The New Constitution

by Leslie Cross (1914-1979)

From the spring 1951 issue of The Vegan (volume 7 number 1 pages 2-3). Available as PDF. Learn more about Leslie Cross and the history of veganism.

Enclosed with each copy of this issue of The Vegan sent to members is a copy of the new rules, with a form to be filled in and posted to the new Secretary, Mrs. Hilda Honeysett, 38 Stane Way, Ewell, Surrey.

This article is intended to explain the more important points about the new rules which The Vegan Society adopted at a Special General Meeting in London on November 11th, 1950. We have to remember that when the Society was founded in 1944 there were no rules, and that this position remained until March 1947, when rules were adopted which have served until now. For some time, however, it has been apparent that as veganism developed, the first set of rules became less capable of providing the Society with a wise and logical constitution. The great difference between the old and the new rules is that this inability has been made good.

Our rules are not mere regulations, nor are they simply an outline of our working arrangements. Of course, they are regulations, and they do describe the kind of machinery we have agreed upon, but they do much more — they enshrine and safeguard our ideals. They state precisely, and with the corporate authority of the Society behind them, the ultimate goal to which we aspire. Lack of such a statement was the most serious deficiency of the earlier rules; though it has to be remembered that when they were adopted the Society had not evolved to the point at which we could agree upon our ultimate aim.

By stating our agreed goal, and by defining the word "veganism" officially, we have found a permanent common, and brought to an end the dangerous and ever-present possibility of disintegration.

The object of the Vegan Movement ("to end the exploitation of animals by man") is clarified as to the meaning of exploitation by Rule 4 (a), which pledges the Society to "seek to end the use of animals by man for food, commodities, work, hunting, vivisection, and all other uses involving exploitation of animal life by man." By the adoption of this rule, the Society has clearly come out on the side of the liberators; it is not so much welfare that we seek, as freedom. Our aim is not to make the present relationship between man and animal (which if honestly viewed is mostly one of master and slave) more tolerable, but to abolish it and replace it by something more worthy of man's high estate. In short, our aim is to set the creatures free — to return them to the balance and sanity of nature, which is their rightful place, and so to end the historic wrong perpetrated when man first decided he had the right to exploit and enslave them.

The second broad aspect of the vegan aim is its effect upon human evolution. Apart from the abolition of an enormous burden of cruelty which is bound constantly to return like a boomerang upon humanity's own head, it has to be remembered that in any relationship of master and slave, the greatest and deepest harm is suffered not by the slave, but by the master. Until the present relationship between man and his fellow creatures is replaced by one of companionship on a relatively equal footing, the pursuit of happiness by man is foredoomed to a painful and tragic frustration.

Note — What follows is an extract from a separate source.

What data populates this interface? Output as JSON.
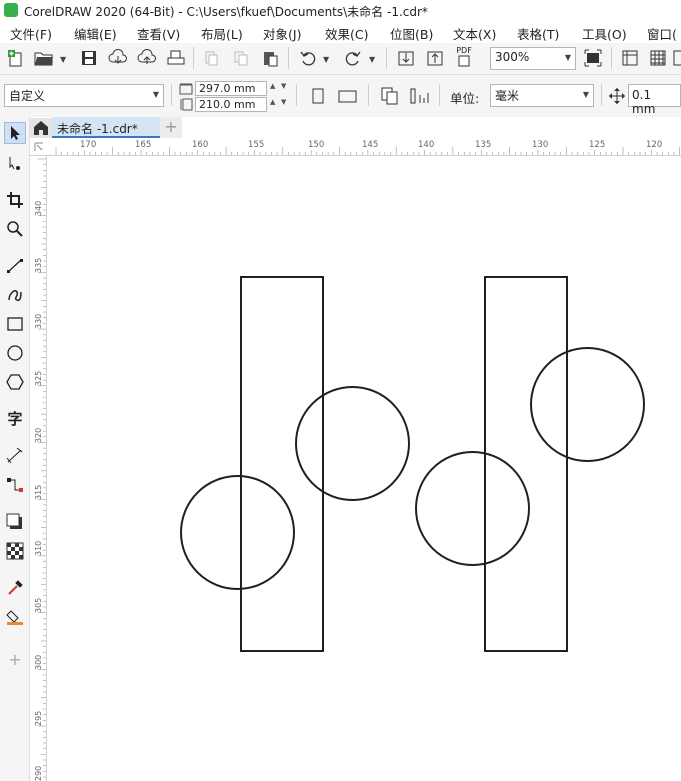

These are the broadest effects of the new constitution, but there are other aspects which should perhaps be touched upon. It is now possible to join the Society either as a full member or as an associate, and the Committee asks each existing member to state in which category he or she wishes to be. It may therefore be helpful to point out that the new rules define a member as one who undertakes to live out vegan principles as far as he or she is able according to circumstances. In other words what is required is one's honest best; and honest in this context means reasonable also. No one should deny themselves the benefits of full membership simply because circumstances preclude as great a degree of consistency as might otherwise be desired. The great thing is to be vegan in spirit, and then to do one's best. An associate is one who is with us in principle, but who wishes to give no kind of undertaking as to practice. The line of demarcation is, therefore, not rigid consistency, but endeavor.

The annual subscription has been raised to 7s. 6d. and life membership to 7 guineas. The Committee has decided that the annual subscription shall in future cover the period January 1st to December 31st, and shall become payable on January 1st each year.

One other important operation performed by the new rules is an increase in the unity of the Movement by making it possible for the London Vegan Group to end its separate existence and become a branch of the Society. Constitutionally, the London Vegan Group is older that The Vegan Society, and is an organisation in its own right. By allowing for the setting up of branches of the Society, the new rules clear the way for the London Vegan Group to integrate itself into a united movement.

It is perhaps not too much to claim for the new constitution that it marks the true birth of The Vegan Society. It should be read and understood by all who contemplate joining us, for there, enshrined and embedded in words which are necessarily formal, lies all that we stand for and hope, one glorious day, to achieve.